My recovery was slow and with many bumps along the way. I developed several complications post-op: insomnia from the anesthesia, a thrush infection from the medications during surgery, and GI difficulties from the medications given for the thrush. I was able to return to work a little over a week later. While I had more post-op pain, this time, I slowly began to feel like myself again over the next few weeks.
The doctors continued monitoring my HCG levels once a week expecting them to steadily fall until they were <5, which assures that the rest of the miscarriage process was progressing well. Unfortunately, that isn't what happened.
Three weeks after my surgery, my HCG rose pretty significantly, which means that there are still some remaining pregnancy cells were still attempting to replicate. The doctors were very clear with us that this did not mean that the baby was going to be okay; instead, this was actually very dangerous. The only place the remaining cells could be was in the part of the tube that crosses through the uterine wall. If it continued expanding there, it could rupture my uterus, which would be very painful, dangerous, and would lead to a major surgery.
Our doctors were strongly suggesting that I get an injection of methotrexate (a small dose of chemo). This drug would target the fastest replicating cells in my body, which was the pregnancy cells that were attempting to replicate. The injection was designed to be a non-invasive way to help the miscarriage process continue. If it didn't work, we could try the injection one more time or we would be facing another more invasive surgery.
We had been given the injection as an option with a previous ectopic pregnancy, Hayden Promise, and we fought very hard to avoid using it. However, with very different circumstances, we felt at peace with going forward with this option now. I had the injection the next day, and we waited and prayed for the 15% decrease that they needed to see.

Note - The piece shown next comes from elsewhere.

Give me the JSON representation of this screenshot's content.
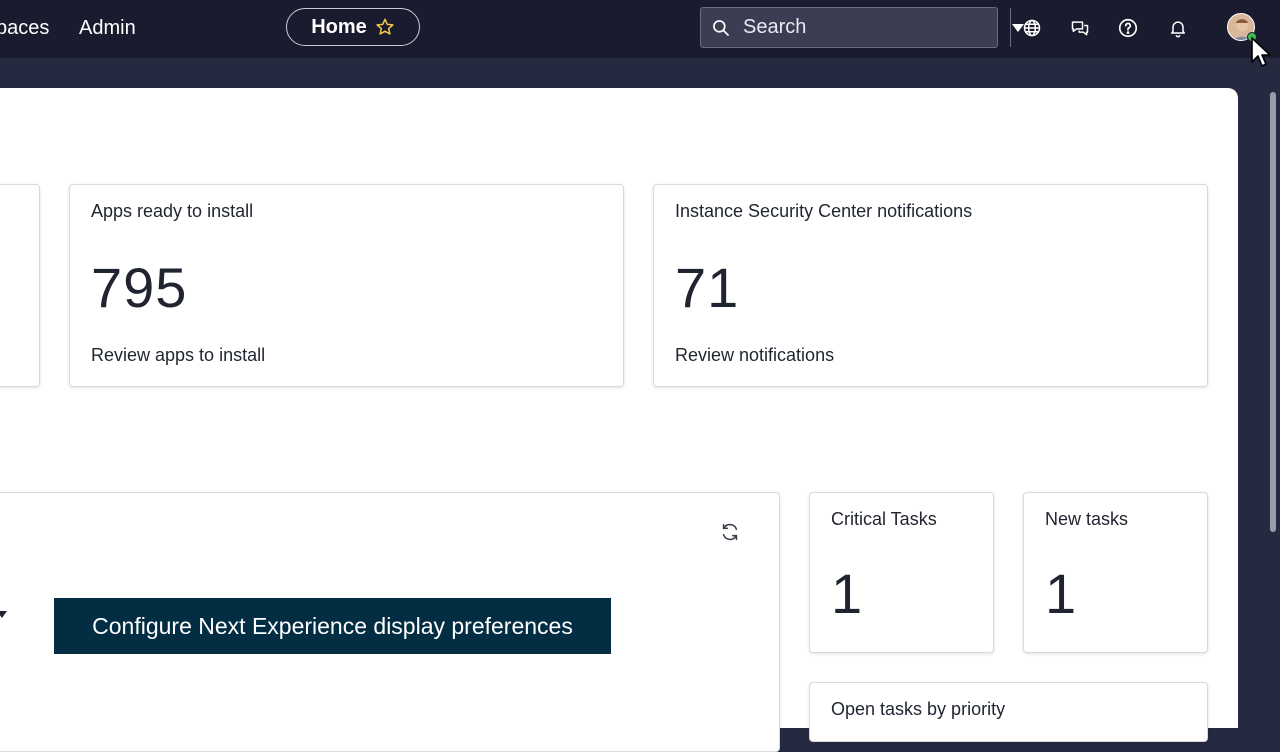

Our next HCG test was 3 days later, and there was a lot of confusion in relaying the results to us. Our regular nurse was on vacation, and a different nurse called saying that my HCG had gone down. When I asked for the amount, she told me a number that was higher (1399, after our last result of 1365 ). She panicked and called the doctor. She eventually called back to report that she meant to say that this result was considered a plateau. They were hoping the 15% decrease would happen by our next blood draw or we would have to intervene again.
We took another blood draw a few days later, and thankfully it decreased by more than the needed 15%. We were so relieved, and finally felt like we were coming out of the woods. After this point, my recovery took a few more weeks, but went very smoothly.